ASSIGNED TASK:
Report all lines from the entries below in which "rank" appears.
----- RECORDS SHOWN
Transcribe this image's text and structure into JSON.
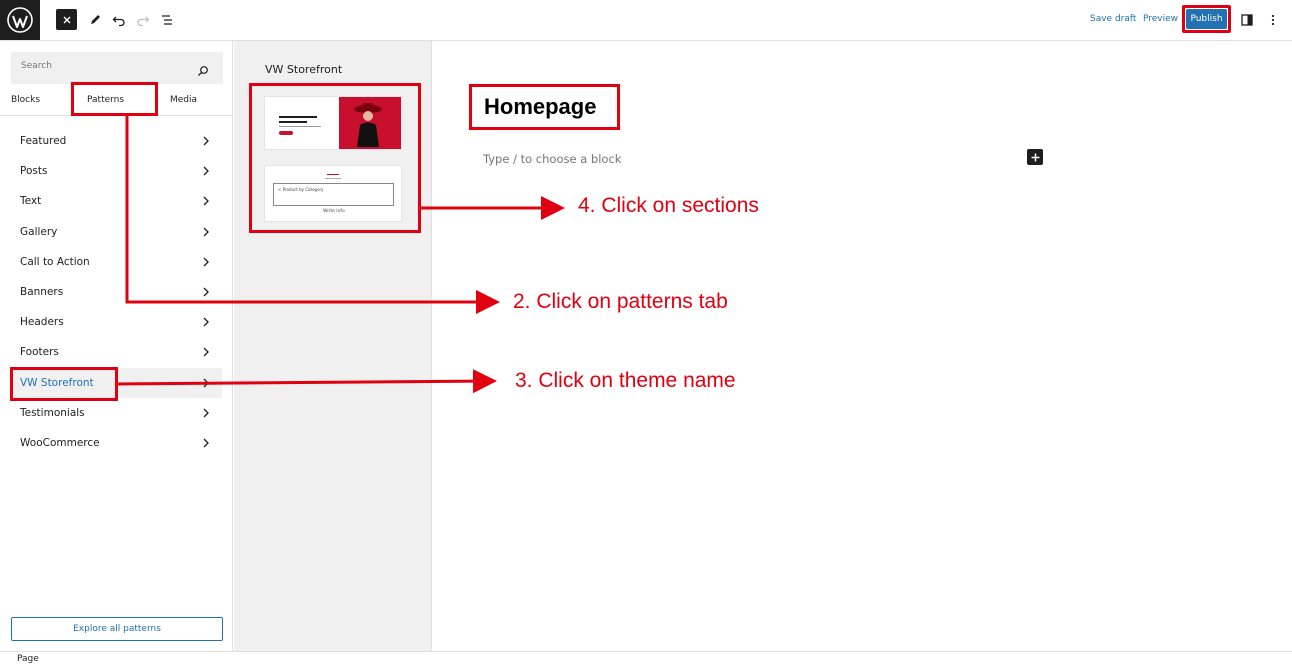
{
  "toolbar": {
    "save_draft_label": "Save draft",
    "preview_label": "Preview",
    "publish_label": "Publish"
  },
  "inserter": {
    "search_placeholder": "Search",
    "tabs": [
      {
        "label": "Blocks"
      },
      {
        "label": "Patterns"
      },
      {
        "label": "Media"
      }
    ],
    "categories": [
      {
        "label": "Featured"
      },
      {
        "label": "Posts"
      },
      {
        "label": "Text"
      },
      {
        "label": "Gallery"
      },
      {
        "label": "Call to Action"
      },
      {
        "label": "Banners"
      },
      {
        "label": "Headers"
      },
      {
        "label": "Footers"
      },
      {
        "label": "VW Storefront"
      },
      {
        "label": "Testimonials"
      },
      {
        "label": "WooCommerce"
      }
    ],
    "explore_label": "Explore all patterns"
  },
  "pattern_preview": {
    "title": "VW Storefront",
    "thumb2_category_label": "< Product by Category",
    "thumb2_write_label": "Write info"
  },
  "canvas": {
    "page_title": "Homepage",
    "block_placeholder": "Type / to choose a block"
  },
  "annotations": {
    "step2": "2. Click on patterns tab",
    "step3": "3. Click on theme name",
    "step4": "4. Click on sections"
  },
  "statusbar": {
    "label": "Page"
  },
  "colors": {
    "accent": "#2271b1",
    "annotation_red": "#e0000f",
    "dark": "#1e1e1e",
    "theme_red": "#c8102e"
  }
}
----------
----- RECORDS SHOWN
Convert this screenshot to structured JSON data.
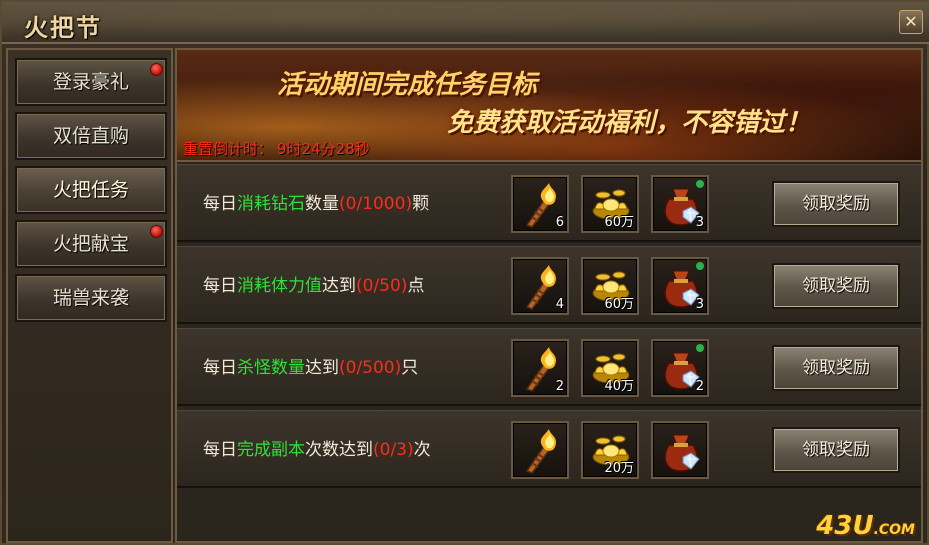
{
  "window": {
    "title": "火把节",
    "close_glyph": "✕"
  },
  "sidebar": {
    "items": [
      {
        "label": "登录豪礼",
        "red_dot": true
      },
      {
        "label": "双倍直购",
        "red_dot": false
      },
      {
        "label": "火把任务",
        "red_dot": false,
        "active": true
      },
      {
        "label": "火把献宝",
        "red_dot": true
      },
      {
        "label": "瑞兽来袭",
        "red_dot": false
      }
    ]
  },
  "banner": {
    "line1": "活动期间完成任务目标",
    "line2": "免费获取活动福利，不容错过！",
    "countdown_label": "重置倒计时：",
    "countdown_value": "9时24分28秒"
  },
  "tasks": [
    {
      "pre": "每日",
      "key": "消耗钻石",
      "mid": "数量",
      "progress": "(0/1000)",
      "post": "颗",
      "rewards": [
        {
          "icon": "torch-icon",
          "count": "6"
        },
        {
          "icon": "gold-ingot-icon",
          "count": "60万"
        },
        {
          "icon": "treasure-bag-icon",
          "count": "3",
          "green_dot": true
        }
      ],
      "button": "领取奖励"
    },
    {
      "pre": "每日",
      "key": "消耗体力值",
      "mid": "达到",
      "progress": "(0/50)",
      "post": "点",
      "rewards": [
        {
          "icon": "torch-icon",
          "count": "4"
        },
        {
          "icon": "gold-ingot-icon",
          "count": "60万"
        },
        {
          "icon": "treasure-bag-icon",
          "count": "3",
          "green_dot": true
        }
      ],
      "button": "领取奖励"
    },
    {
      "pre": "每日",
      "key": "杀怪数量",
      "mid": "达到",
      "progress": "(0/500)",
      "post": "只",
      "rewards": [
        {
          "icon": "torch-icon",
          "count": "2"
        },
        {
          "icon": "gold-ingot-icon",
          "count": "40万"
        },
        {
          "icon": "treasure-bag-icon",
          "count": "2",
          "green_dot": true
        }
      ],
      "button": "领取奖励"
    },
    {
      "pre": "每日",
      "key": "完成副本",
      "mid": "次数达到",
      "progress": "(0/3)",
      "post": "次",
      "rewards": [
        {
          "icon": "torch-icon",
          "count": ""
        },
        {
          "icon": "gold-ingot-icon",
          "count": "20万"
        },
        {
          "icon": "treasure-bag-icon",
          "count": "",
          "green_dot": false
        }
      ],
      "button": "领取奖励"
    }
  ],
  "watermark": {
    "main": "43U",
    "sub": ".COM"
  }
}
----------
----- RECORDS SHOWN
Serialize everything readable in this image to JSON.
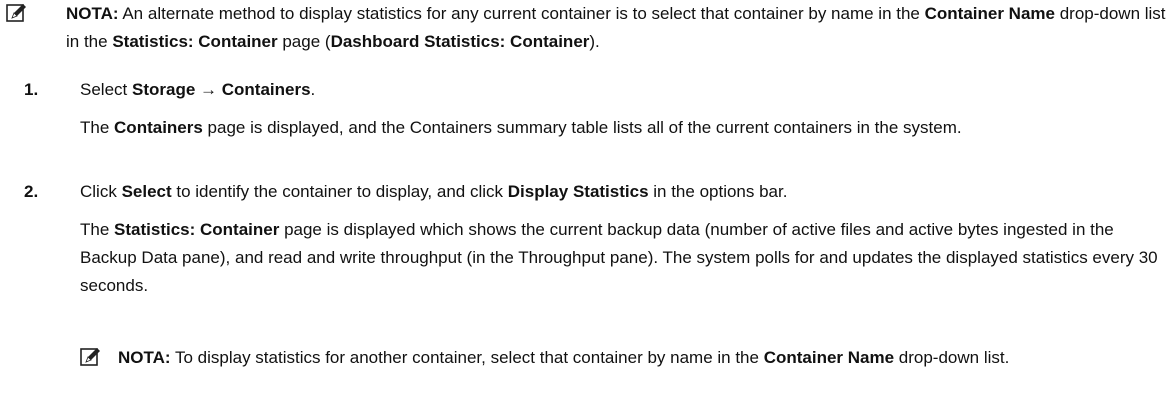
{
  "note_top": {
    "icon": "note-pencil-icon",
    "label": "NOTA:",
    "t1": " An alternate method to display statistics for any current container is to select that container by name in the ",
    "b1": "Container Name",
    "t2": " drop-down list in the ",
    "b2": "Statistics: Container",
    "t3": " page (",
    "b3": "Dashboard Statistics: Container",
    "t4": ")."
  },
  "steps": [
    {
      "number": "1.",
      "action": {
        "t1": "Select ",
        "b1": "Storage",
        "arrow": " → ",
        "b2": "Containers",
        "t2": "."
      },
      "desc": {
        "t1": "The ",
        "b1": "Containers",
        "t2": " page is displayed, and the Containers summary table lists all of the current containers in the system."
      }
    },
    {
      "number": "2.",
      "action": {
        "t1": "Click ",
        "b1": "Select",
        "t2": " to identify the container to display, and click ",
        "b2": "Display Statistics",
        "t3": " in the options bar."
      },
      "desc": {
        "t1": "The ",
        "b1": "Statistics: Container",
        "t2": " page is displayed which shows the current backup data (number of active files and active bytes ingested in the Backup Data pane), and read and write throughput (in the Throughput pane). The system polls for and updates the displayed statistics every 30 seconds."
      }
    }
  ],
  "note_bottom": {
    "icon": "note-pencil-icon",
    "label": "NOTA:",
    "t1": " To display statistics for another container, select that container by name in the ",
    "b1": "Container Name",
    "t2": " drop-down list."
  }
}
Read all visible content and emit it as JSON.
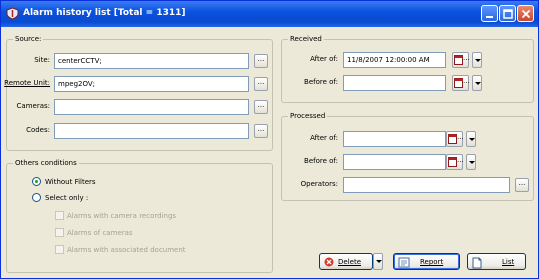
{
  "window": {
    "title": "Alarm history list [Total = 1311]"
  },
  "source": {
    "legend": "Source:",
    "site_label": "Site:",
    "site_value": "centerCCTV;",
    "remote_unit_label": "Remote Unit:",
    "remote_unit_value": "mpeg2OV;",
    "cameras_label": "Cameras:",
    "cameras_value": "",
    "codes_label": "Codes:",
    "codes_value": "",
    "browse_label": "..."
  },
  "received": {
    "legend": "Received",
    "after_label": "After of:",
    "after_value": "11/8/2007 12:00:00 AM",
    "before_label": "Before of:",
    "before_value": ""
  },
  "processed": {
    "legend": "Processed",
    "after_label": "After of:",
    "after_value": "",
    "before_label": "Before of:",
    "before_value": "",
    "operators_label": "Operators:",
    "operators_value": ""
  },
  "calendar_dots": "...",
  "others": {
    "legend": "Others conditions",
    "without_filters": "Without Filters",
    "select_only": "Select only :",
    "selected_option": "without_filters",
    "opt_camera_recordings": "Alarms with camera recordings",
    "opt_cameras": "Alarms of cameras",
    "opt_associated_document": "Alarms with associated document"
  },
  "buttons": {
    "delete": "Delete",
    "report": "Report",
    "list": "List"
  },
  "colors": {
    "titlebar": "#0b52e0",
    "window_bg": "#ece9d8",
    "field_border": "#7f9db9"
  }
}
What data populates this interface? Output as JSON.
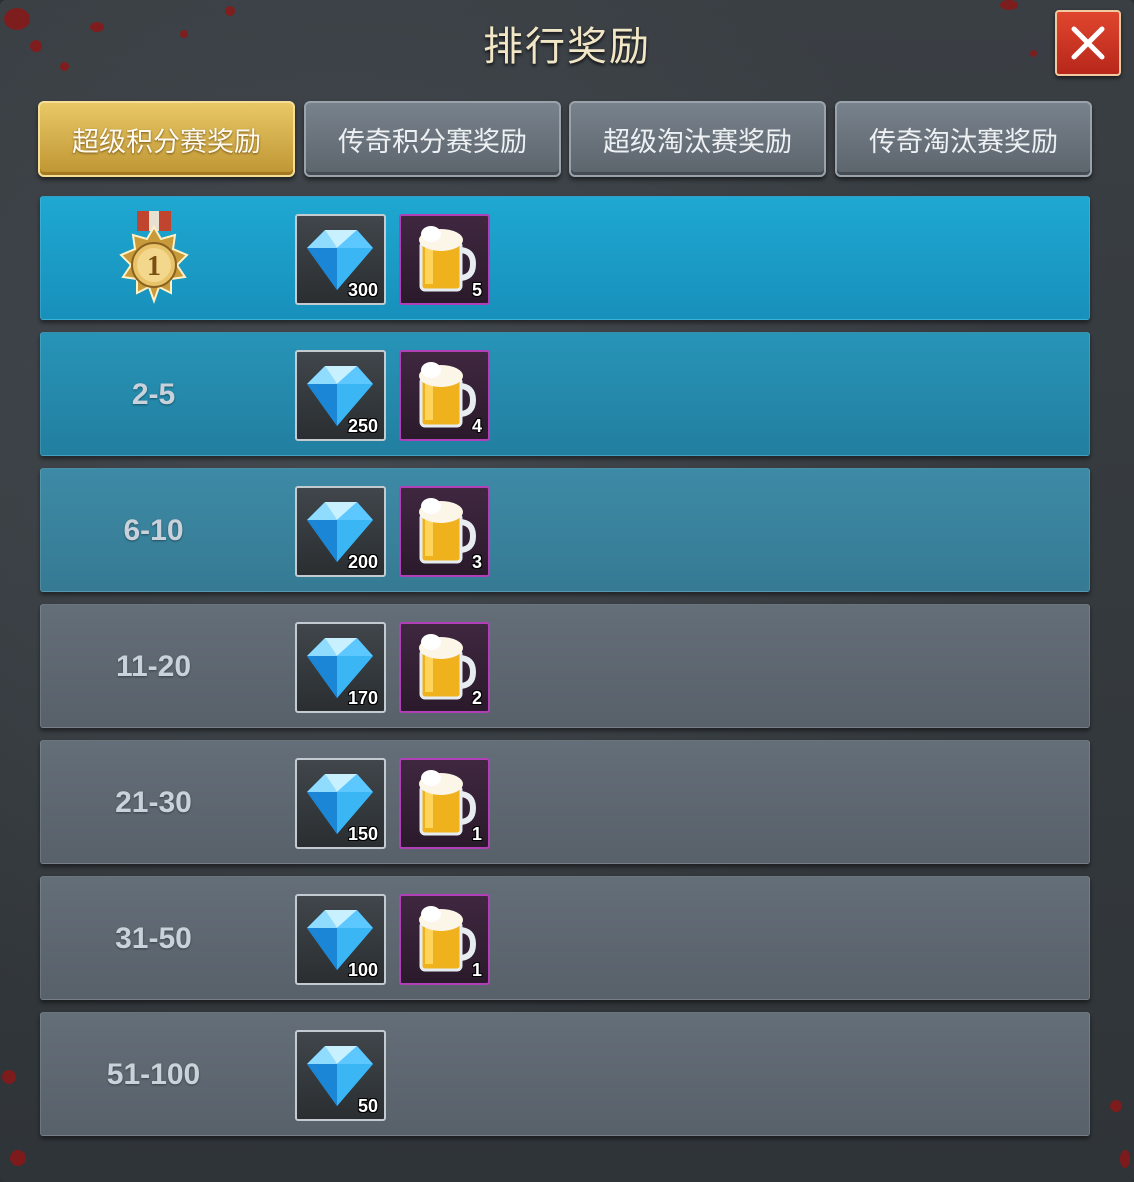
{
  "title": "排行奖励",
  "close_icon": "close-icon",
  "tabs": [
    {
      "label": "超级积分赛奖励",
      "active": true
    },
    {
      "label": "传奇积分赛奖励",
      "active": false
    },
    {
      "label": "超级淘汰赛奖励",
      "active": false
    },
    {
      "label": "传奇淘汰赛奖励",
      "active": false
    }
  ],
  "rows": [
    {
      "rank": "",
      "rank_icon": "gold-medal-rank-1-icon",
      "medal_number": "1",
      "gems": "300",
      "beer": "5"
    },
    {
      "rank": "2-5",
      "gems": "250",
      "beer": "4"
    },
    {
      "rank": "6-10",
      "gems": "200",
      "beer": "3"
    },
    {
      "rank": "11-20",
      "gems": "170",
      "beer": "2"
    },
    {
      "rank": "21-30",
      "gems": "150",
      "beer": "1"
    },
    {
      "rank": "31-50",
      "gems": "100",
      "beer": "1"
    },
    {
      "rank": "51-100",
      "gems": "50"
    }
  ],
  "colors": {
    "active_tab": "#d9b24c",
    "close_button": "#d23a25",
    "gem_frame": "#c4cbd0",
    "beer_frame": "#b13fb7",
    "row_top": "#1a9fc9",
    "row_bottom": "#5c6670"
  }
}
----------
ANSWER TO THE PROBLEM:
      "rank": "",
      "rank_icon": "gold-medal-rank-1-icon",
      "rank": "2-5",
      "rank": "6-10",
      "rank": "11-20",
      "rank": "21-30",
      "rank": "31-50",
      "rank": "51-100",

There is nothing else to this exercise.